This is the town of which Gertrude Stein famously said, "There is no there there."
Apparently that has changed...especially for cyclists and other lovers of urban life.
I was both delighted and dismayed to see what that often-maligned East Bay town has been doing to make cycling feasible on their streets--something which has the happy side effect of making life feasible on the streets as well. Multiple road diets, paving repairs (paving repairs!), wayfinding signage, bike lanes, loads of bike parking...in fact, 40% more bike parking than the City of Los Angeles, which is ten times larger! Even a few "bike-friendly" traffic signals.
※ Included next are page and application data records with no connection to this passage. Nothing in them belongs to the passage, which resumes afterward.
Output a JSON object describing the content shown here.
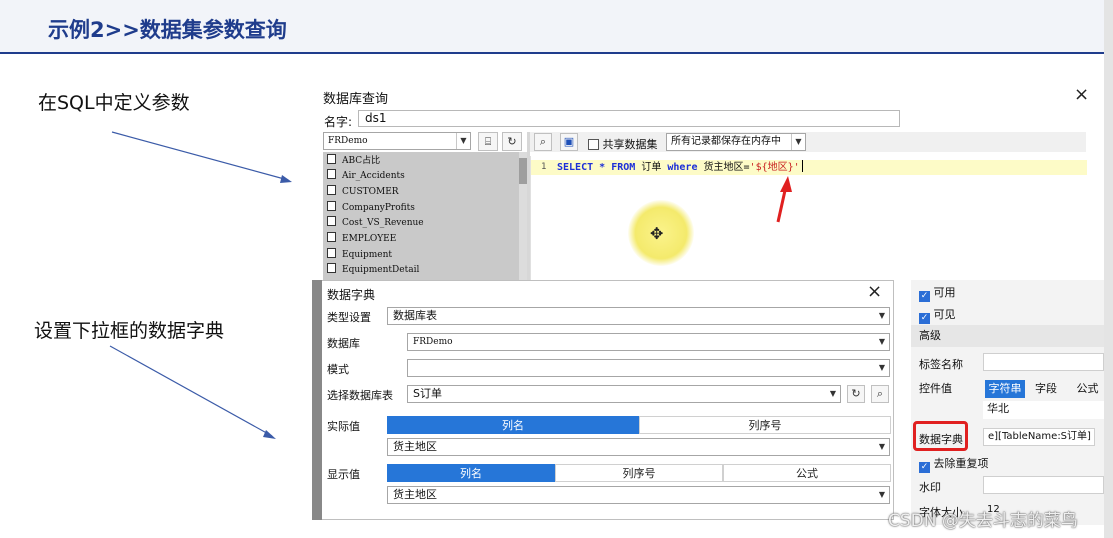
{
  "slide": {
    "title": "示例2>>数据集参数查询",
    "annotation_1": "在SQL中定义参数",
    "annotation_2": "设置下拉框的数据字典",
    "watermark": "CSDN @失去斗志的菜鸟"
  },
  "db_query_window": {
    "title": "数据库查询",
    "close": "×",
    "name_label": "名字:",
    "name_value": "ds1",
    "datasource": "FRDemo",
    "share_dataset_label": "共享数据集",
    "memory_mode": "所有记录都保存在内存中",
    "tables": [
      "ABC占比",
      "Air_Accidents",
      "CUSTOMER",
      "CompanyProfits",
      "Cost_VS_Revenue",
      "EMPLOYEE",
      "Equipment",
      "EquipmentDetail"
    ],
    "sql": {
      "line_number": "1",
      "select": "SELECT",
      "star": "*",
      "from": "FROM",
      "table": "订单",
      "where": "where",
      "field": "货主地区=",
      "param": "'${地区}'"
    }
  },
  "data_dict_window": {
    "title": "数据字典",
    "close": "×",
    "type_label": "类型设置",
    "type_value": "数据库表",
    "db_label": "数据库",
    "db_value": "FRDemo",
    "schema_label": "模式",
    "schema_value": "",
    "table_label": "选择数据库表",
    "table_value": "S订单",
    "actual_label": "实际值",
    "actual_tabs": [
      "列名",
      "列序号"
    ],
    "actual_value": "货主地区",
    "display_label": "显示值",
    "display_tabs": [
      "列名",
      "列序号",
      "公式"
    ],
    "display_value": "货主地区"
  },
  "props_panel": {
    "enabled": "可用",
    "visible": "可见",
    "advanced": "高级",
    "tag_name_label": "标签名称",
    "widget_value_label": "控件值",
    "value_tabs": [
      "字符串",
      "字段",
      "公式"
    ],
    "value": "华北",
    "dict_label": "数据字典",
    "dict_value": "e][TableName:S订单]",
    "dedupe": "去除重复项",
    "watermark_label": "水印",
    "font_size_label": "字体大小",
    "font_size_value": "12"
  },
  "colors": {
    "title_blue": "#1f3c8c",
    "accent_blue": "#2676d8",
    "highlight_red": "#e02020"
  }
}
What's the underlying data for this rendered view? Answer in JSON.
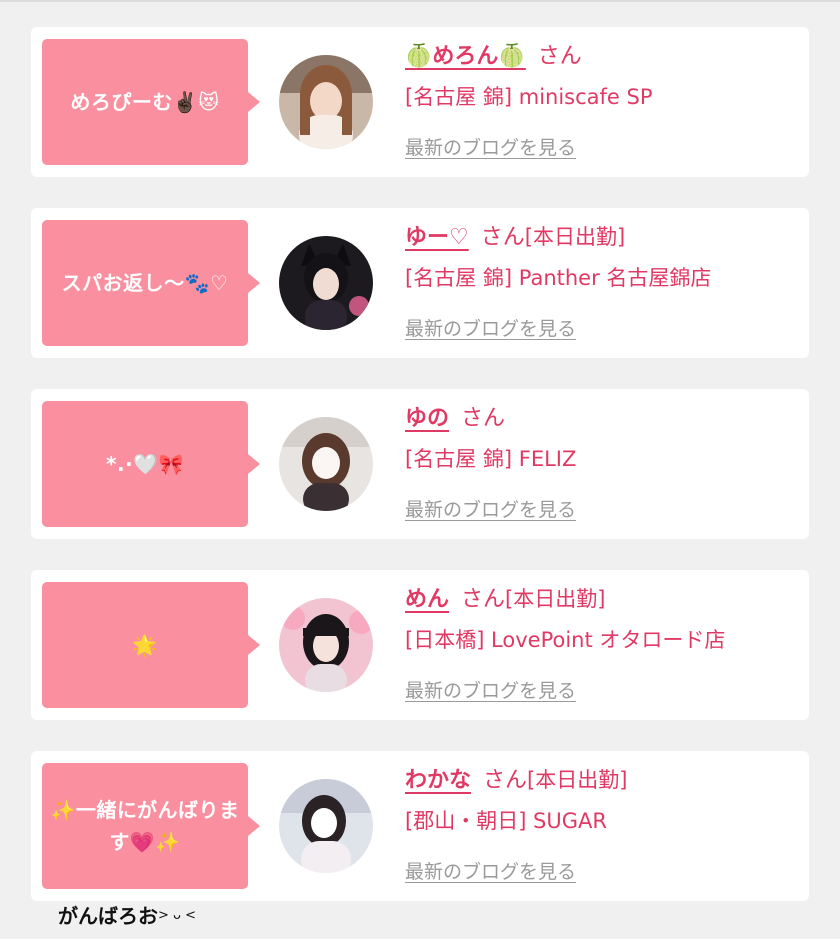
{
  "colors": {
    "accent": "#e03a64",
    "bubble": "#f98f9f",
    "link_gray": "#9a9a9a",
    "card": "#ffffff",
    "background": "#f0f0f0"
  },
  "entries": [
    {
      "message": "めろぴーむ✌🏿😻",
      "name": "🍈めろん🍈",
      "honorific": "さん",
      "status": "",
      "shop": "[名古屋 錦] miniscafe SP",
      "blog_link": "最新のブログを見る"
    },
    {
      "message": "スパお返し〜🐾♡",
      "name": "ゆー♡",
      "honorific": "さん",
      "status": "[本日出勤]",
      "shop": "[名古屋 錦] Panther 名古屋錦店",
      "blog_link": "最新のブログを見る"
    },
    {
      "message": "*.·🤍🎀",
      "name": "ゆの",
      "honorific": "さん",
      "status": "",
      "shop": "[名古屋 錦] FELIZ",
      "blog_link": "最新のブログを見る"
    },
    {
      "message": "🌟",
      "name": "めん",
      "honorific": "さん",
      "status": "[本日出勤]",
      "shop": "[日本橋] LovePoint オタロード店",
      "blog_link": "最新のブログを見る"
    },
    {
      "message": "✨一緒にがんばります💗✨",
      "name": "わかな",
      "honorific": "さん",
      "status": "[本日出勤]",
      "shop": "[郡山・朝日] SUGAR",
      "blog_link": "最新のブログを見る"
    }
  ],
  "caption": {
    "main": "がんばろお",
    "face": "> ᴗ <"
  }
}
As of June 2011, Oakland boasts:
- 105 miles of bikeways
- 5,148 bike parking spaces
- 167 wayfinding signs
- 16 bicycle-friendly traffic signals
But Oakland has all the same excuses. Our northern sister houses just under 400,000 people, with all the racial and income diversity of LA, and probably more. Here are some recent population stats:
- 27% White
- 27% Black
- 15% Asian
- 25% Latino
- 58% of the population are renters
- Population density averages 7300/sq.mi, whereas Los Angeles's is around 7500/sq. mi.--effectively the same
- The median income and poverty rate are worse than average for California
As Bikes Belong notes, "Oakland, California has the fifth highest bicycle mode share of any major U.S. city--2.2 percent and growing." Meanwhile, LA's mode share has just grown as well--to 0.99%.
Someone's doing something right, and it ain't LA, not yet. Maybe we could learn a little from that gritty little town up north....
Read the report on Oakland here.